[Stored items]
□ □ □ □ □
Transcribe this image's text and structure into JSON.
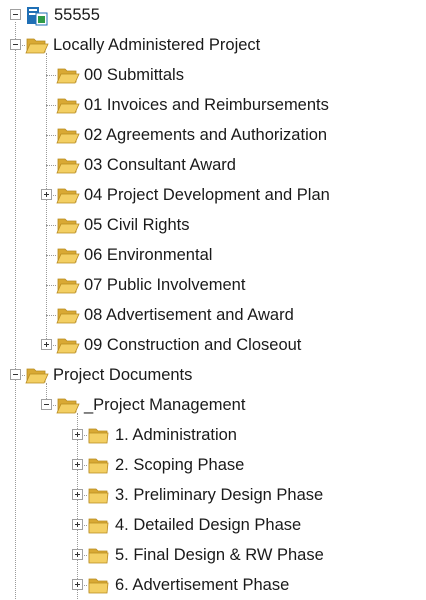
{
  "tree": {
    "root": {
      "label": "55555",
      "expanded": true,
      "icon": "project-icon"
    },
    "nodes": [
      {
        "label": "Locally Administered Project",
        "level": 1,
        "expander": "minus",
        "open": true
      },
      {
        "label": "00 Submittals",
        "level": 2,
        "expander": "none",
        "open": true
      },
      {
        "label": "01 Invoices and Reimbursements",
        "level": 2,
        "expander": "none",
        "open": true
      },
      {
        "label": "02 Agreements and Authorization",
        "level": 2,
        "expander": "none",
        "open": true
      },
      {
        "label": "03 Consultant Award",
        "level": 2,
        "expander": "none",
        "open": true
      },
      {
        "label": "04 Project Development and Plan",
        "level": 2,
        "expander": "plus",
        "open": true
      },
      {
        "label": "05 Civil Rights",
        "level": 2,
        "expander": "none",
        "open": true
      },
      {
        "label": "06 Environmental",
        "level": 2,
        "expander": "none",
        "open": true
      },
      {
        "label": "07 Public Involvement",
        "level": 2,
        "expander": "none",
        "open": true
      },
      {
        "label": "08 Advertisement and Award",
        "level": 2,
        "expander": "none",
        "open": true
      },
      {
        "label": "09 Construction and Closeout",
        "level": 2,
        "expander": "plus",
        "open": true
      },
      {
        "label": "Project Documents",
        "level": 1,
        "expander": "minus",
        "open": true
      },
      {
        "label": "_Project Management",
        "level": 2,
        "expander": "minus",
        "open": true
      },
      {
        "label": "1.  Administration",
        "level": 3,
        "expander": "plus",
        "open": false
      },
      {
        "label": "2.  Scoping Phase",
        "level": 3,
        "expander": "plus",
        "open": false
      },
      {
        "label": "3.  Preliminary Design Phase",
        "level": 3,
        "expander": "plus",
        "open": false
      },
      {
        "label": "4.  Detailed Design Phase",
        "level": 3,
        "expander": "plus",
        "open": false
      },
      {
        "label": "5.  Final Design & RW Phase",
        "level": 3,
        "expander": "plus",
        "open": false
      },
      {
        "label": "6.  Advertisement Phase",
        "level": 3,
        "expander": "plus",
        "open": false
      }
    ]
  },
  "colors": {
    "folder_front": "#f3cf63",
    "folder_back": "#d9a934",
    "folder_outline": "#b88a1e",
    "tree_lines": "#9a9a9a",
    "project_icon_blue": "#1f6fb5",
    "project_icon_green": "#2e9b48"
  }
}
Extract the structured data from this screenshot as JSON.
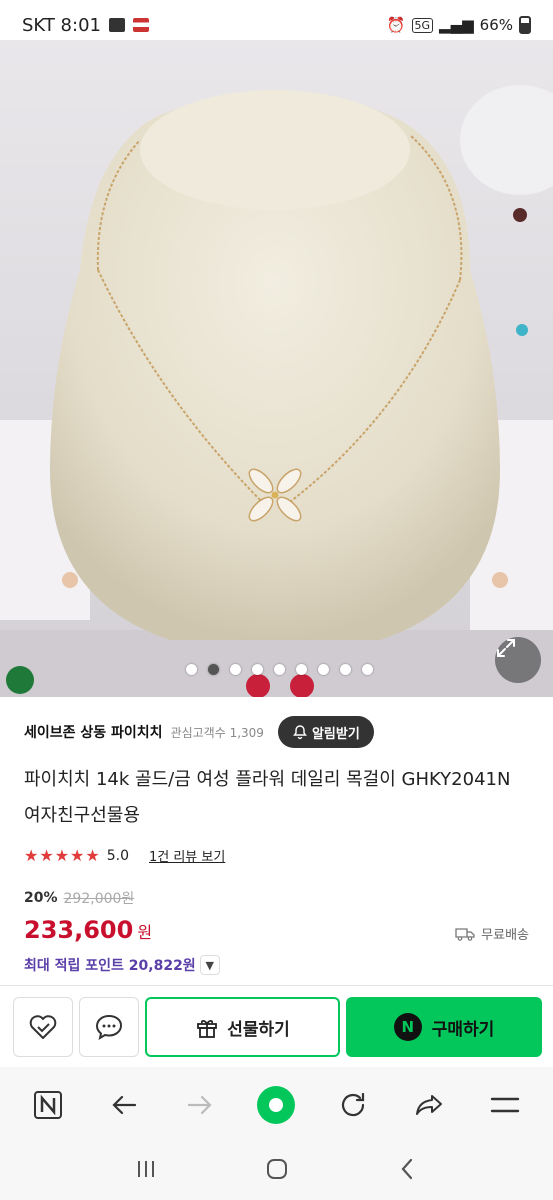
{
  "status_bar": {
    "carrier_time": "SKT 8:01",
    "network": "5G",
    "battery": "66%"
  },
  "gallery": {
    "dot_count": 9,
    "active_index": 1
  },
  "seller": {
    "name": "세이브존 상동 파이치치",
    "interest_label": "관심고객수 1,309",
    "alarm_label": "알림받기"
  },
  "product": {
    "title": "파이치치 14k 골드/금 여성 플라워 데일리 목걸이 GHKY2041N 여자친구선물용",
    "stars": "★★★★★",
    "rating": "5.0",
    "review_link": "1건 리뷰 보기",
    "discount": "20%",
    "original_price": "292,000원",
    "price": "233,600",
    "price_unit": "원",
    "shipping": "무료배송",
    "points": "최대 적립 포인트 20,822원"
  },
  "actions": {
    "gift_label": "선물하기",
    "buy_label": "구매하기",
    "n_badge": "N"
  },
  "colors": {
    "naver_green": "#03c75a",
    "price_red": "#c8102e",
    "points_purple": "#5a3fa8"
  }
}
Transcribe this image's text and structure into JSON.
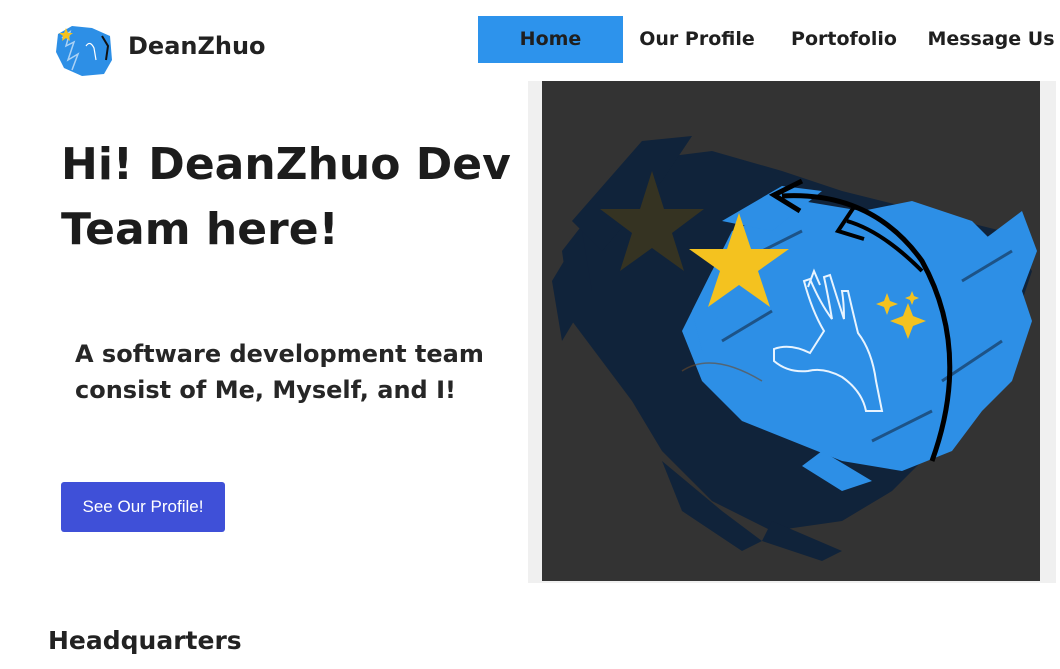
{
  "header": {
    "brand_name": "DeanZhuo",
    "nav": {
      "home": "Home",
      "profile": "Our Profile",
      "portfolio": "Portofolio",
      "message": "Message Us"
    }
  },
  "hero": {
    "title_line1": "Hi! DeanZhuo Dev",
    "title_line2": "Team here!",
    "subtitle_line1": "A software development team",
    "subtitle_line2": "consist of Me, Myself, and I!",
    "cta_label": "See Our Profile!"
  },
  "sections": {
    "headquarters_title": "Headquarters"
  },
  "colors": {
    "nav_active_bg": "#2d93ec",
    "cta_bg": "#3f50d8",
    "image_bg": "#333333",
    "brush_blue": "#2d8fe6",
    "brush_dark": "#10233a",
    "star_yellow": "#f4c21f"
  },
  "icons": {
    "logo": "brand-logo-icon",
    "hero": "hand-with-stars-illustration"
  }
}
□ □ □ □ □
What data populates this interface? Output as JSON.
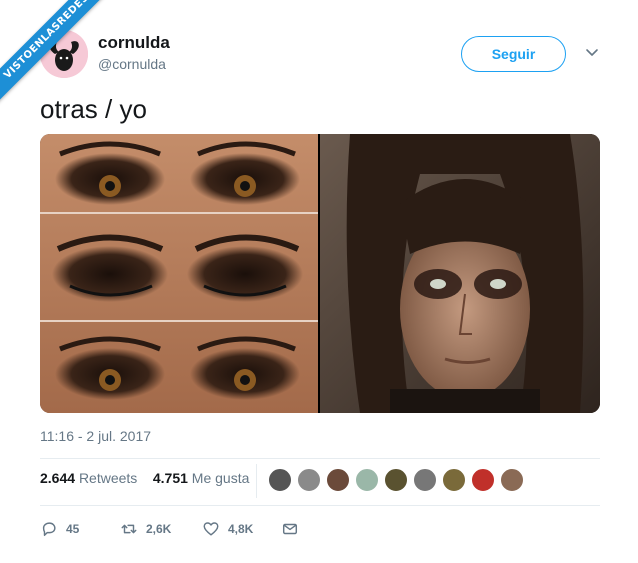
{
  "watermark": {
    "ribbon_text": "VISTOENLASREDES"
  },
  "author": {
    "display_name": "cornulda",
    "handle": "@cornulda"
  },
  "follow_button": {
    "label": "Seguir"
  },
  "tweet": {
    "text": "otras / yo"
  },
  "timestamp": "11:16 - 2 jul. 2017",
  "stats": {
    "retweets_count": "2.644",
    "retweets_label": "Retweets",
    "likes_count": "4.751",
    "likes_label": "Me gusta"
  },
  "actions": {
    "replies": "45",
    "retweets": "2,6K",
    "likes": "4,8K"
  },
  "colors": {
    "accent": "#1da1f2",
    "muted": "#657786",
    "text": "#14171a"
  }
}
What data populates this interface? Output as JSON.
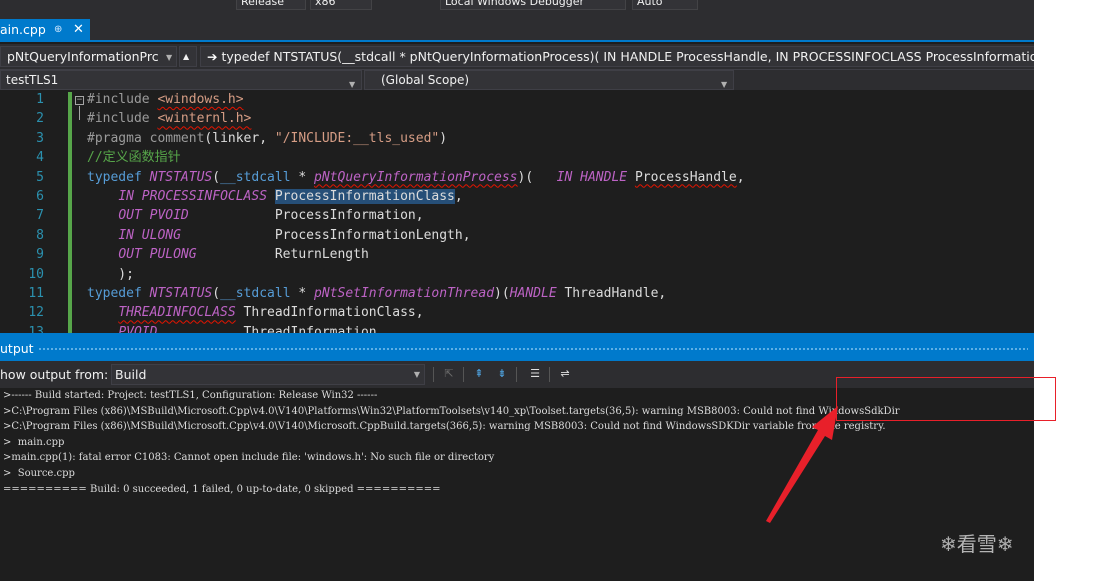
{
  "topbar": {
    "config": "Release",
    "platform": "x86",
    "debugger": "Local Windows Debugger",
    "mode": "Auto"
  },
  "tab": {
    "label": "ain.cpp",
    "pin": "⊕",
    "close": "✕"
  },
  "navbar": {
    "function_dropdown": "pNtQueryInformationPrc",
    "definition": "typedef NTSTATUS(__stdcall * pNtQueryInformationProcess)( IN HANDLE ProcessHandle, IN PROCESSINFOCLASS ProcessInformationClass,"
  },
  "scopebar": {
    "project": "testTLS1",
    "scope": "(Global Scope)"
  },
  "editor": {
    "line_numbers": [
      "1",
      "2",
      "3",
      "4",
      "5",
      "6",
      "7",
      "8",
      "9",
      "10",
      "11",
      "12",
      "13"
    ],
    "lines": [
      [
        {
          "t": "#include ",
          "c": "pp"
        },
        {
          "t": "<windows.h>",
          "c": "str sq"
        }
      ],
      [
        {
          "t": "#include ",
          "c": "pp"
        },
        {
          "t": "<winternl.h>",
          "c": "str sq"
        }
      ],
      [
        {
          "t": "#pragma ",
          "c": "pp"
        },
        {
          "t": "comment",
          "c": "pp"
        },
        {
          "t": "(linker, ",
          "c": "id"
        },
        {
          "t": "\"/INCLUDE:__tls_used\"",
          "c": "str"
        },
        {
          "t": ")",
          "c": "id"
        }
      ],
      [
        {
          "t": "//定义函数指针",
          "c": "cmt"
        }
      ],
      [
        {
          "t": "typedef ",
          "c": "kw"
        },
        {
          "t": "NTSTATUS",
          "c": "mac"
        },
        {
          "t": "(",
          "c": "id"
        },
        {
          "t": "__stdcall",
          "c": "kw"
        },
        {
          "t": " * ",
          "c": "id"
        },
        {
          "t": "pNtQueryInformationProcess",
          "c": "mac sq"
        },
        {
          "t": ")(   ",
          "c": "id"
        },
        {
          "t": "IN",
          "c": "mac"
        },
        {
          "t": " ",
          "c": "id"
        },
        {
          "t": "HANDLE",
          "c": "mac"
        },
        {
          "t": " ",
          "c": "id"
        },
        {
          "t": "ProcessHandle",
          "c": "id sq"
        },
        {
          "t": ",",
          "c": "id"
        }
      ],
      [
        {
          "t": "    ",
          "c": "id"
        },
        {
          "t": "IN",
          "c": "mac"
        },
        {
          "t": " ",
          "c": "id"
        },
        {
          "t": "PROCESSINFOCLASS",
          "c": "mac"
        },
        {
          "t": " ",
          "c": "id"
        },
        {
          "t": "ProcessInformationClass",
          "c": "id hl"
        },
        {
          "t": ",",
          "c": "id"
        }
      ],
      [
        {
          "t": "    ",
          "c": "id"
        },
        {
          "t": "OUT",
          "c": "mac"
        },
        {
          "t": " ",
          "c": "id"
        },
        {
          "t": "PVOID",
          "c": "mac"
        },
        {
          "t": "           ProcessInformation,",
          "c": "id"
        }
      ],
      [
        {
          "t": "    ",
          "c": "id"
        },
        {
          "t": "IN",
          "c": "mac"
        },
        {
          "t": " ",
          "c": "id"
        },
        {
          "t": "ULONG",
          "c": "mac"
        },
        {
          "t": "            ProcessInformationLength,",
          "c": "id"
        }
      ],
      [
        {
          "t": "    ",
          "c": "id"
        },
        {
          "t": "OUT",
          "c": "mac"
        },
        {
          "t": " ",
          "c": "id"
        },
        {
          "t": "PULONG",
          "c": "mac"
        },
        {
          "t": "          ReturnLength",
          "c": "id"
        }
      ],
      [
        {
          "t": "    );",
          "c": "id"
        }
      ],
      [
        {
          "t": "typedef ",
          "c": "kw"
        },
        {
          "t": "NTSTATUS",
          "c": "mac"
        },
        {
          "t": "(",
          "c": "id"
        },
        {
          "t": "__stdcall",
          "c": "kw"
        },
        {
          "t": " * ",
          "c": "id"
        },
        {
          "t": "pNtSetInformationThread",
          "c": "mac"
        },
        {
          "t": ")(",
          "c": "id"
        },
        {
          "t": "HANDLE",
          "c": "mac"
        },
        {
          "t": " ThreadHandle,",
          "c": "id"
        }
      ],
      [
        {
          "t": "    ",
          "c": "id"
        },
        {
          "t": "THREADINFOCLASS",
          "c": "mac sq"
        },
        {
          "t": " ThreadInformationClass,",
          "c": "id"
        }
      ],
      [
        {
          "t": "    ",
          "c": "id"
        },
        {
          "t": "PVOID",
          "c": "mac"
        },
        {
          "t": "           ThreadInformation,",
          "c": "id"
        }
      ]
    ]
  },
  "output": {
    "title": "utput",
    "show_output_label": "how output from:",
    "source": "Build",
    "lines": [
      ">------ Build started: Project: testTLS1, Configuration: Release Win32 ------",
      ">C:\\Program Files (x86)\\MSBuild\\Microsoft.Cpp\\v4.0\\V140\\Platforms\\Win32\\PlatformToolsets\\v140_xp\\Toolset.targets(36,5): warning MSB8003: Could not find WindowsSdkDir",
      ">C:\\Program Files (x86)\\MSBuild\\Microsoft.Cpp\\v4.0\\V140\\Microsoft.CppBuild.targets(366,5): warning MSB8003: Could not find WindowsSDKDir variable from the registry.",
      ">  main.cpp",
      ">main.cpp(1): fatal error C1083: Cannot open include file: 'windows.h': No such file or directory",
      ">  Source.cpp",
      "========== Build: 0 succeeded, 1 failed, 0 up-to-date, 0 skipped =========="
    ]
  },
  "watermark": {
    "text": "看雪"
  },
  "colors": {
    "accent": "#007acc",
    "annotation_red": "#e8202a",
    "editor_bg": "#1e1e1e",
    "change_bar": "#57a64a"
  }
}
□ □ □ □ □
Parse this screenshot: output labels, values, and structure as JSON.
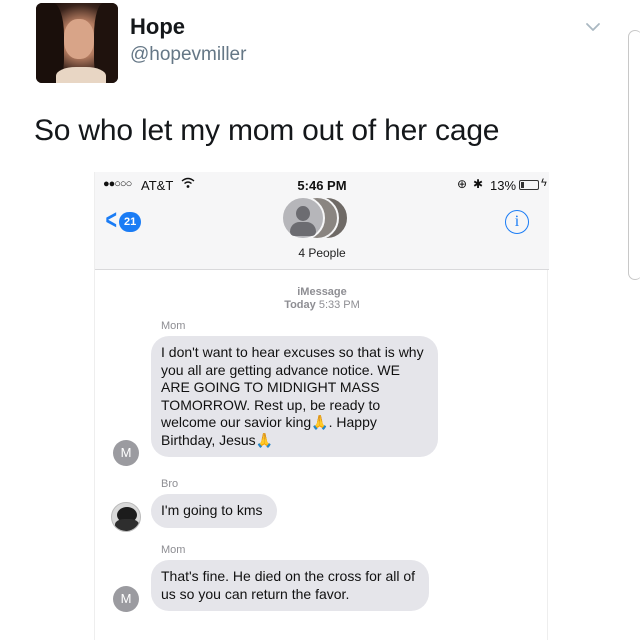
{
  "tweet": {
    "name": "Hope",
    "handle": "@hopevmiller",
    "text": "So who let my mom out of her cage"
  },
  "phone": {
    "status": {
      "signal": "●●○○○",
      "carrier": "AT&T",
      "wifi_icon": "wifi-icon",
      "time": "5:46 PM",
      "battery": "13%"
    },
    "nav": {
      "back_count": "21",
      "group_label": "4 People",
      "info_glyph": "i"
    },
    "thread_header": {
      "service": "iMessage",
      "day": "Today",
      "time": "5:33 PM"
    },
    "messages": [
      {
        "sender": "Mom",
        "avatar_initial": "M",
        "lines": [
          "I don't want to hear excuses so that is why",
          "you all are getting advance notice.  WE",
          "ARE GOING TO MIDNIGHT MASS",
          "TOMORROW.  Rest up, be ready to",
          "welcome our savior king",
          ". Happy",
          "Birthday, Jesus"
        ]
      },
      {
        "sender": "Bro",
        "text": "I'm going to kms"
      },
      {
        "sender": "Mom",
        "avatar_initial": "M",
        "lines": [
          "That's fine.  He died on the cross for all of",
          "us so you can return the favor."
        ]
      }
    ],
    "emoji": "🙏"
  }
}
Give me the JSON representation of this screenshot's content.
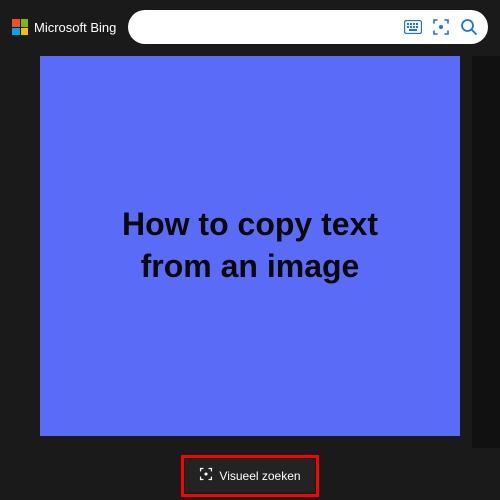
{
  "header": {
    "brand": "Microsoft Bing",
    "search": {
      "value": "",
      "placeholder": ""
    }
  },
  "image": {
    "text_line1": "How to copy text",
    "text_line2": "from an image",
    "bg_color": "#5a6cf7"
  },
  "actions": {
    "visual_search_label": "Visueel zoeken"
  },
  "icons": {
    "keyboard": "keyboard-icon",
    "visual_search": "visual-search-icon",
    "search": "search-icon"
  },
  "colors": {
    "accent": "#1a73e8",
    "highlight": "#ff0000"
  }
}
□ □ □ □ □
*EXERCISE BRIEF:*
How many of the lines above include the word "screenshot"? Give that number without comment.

*RESPONSE AREA:*
3